Average time on market hits record low levels, while vendor discounting is on the decline.

Average time on market hits record low levels, while vendor discounting is on the decline.

Average time on market and vendor discounting are two extremely important property market indicators. They give investors a yard stick to measure supply and demand across markets and often point towards a flat, declining or climbing market.

I came across the following an article from RP Data and thought I would share its key findings.

RP Data has been tracking the average number of days properties take to sell and the average vendor discount since the beginning of 2005′.  “Both measures have recorded a significant improvement throughout 2013 and the average number of days on the market is currently at a historically low level”.

Average vendor discount measures the difference between the first advertised price and the end sale price of a home.

‘As of December 2013, the average discount for a house in a capital city in Australia was -5.7% and -5.3% for a unit. To give a comparison, at the same time in 2012 discounting levels were -6.9% for houses and -6.3% for units.

‘RP Data’s analysis of sales across the Australia’s capital cities found that over the final quarter of 2013, 29.5 per cent of all houses and 37.5 per cent of all units sold, transacted at a price which was at or higher than the original list price’.

Why is this average vendor discounting important?

  • A reduction in average vendor discounting is generally the result of an increase in competition.
  • An increase in competition or demand is one indicator of property price rises.

Average days on market measures the difference between the first advertised date of the property and the data the property was officially sold. 

‘Based on RP Data’s findings (since the beginning of 2005), the average number of days on market for a property in Australia’s capital cities are at historic lows of 38 days for houses and 35 days for units’.
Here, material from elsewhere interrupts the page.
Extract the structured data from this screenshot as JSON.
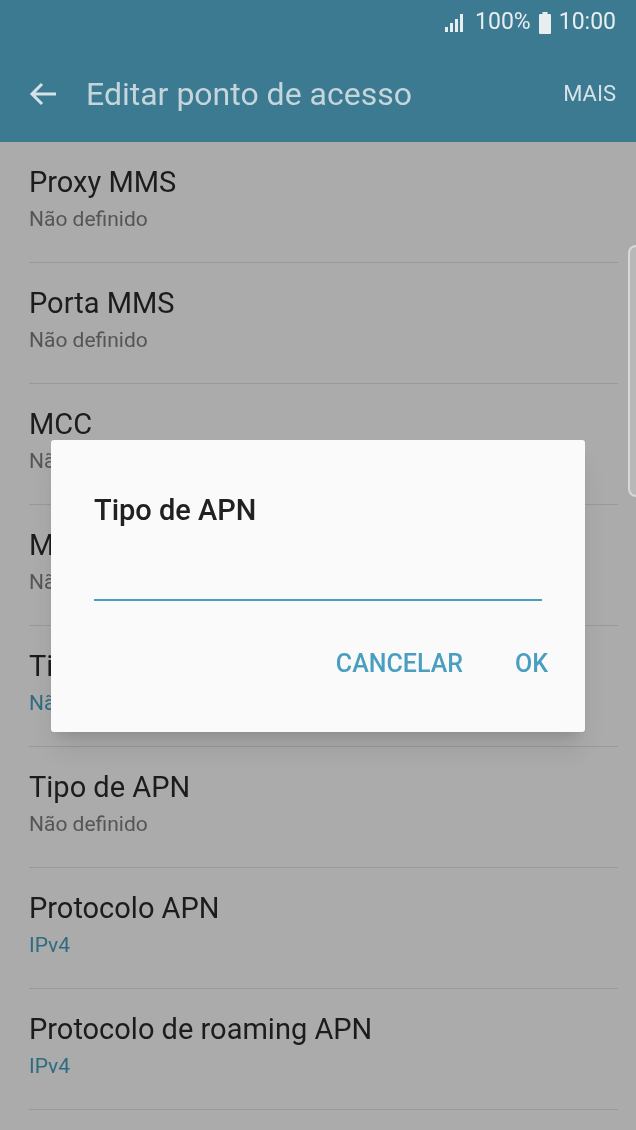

Why is average days on market important?

  • The improvement in days on market figures can be reflective of an improvement in market conditions.
  • An increase in competition or demand is one indicator of property price rises.

“The improvement in both discounting and time on market is reflective of the broader housing market conditions”.  “Property transactions have increased measurably over the past year and home values have also risen”.

Why is this important to you as a buyer in a capital city?

  • These numbers are strong indicators that a market is heating up.
  • Therefore you can decide if you want to jump in and try and make the most of current market conditions or realise you have missed the current opportunity and look or wait for the next one.

Why is this important to you as a seller in a capital city?

  • By setting a realistic asking price you will generally be able to move your property quickly.
  • When market conditions and competition are heating up there is the potential to sell your home at a premium or above current market values.

The information provided in this blog is of a general nature only and in no way constitutes legal or professional advice, or specific advice in relation to any finance. In all cases we recommend you receive professional financial advice for your own personal circumstances. 

The information in this article is based on RP Data’s findings and is RP Data’s intellectual property. We thank RP Data for their findings and appreciate the information they provide to investors.

Ben Everingham

About

Ben founded Pumped On Property after building a multi-million dollar property portfolio over a 5 year period. His mission is to show you how to replace your income through property investing so you can do what you love…full time.